## [What is required]
Please return every line in the entries below with the word "Patel" in it.

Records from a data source

# # #

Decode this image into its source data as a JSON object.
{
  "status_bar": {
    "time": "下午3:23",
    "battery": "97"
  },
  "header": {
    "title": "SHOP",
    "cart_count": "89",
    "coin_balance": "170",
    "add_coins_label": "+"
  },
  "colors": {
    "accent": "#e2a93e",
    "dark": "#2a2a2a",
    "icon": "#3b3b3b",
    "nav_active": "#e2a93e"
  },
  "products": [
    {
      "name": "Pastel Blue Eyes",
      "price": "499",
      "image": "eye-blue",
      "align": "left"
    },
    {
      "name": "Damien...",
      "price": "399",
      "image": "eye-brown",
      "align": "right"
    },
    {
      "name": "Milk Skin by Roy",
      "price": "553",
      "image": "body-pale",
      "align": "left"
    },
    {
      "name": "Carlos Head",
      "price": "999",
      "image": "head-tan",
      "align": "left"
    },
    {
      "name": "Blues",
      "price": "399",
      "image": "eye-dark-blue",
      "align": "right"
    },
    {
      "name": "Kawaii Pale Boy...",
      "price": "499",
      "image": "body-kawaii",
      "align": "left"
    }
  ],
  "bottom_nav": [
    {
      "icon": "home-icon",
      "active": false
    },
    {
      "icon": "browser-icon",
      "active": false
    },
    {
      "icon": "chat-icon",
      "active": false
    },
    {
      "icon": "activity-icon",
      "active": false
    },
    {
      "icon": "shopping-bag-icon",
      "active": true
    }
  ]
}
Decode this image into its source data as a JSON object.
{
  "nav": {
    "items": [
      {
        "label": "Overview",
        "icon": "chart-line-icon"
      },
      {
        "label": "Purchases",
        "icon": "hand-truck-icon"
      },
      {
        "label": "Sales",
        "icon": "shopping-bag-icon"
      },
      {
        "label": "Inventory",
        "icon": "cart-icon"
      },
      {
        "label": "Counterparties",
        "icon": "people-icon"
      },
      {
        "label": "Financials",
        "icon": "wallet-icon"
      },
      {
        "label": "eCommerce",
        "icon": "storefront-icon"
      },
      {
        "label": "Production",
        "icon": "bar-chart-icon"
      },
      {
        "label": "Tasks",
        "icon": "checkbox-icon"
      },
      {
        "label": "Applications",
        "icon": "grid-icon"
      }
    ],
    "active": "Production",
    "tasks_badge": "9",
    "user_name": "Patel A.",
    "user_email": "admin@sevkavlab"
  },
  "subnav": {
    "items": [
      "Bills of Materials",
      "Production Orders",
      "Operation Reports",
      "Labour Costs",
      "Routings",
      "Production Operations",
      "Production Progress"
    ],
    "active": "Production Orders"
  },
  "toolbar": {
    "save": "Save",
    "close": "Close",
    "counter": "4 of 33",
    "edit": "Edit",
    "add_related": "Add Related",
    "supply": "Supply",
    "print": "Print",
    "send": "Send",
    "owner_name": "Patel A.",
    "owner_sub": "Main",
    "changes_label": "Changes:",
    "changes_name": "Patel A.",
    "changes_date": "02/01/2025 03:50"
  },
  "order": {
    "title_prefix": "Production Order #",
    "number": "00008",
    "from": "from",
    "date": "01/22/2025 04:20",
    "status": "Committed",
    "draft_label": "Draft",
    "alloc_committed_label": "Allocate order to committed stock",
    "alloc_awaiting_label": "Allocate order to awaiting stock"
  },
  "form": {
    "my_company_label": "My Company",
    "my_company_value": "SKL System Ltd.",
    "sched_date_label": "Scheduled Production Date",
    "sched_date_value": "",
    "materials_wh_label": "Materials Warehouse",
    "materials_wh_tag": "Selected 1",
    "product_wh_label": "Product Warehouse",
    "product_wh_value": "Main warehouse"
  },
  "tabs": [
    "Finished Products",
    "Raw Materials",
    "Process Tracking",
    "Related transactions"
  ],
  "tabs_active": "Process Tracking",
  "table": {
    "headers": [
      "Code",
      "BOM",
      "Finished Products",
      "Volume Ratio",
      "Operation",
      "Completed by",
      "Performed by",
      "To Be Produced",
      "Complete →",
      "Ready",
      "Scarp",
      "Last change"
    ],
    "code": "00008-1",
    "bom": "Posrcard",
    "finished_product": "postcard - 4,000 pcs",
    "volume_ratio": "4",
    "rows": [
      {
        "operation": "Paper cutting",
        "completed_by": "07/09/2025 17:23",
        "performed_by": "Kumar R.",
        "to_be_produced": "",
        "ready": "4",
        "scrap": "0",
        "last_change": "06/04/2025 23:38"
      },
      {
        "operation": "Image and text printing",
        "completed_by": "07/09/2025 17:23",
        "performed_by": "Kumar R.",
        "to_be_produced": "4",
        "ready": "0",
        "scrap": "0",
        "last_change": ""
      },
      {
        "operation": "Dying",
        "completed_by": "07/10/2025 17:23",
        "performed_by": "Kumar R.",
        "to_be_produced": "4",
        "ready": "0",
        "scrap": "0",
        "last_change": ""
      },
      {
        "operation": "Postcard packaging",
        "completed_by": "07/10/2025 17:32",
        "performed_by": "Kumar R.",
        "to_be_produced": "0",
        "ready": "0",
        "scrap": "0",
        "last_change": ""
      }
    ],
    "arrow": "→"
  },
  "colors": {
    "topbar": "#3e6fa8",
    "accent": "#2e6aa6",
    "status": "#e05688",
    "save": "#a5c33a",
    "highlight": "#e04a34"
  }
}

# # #

## [Solution to the exercise]
    "user_name": "Patel A.",
    "owner_name": "Patel A.",
    "changes_name": "Patel A.",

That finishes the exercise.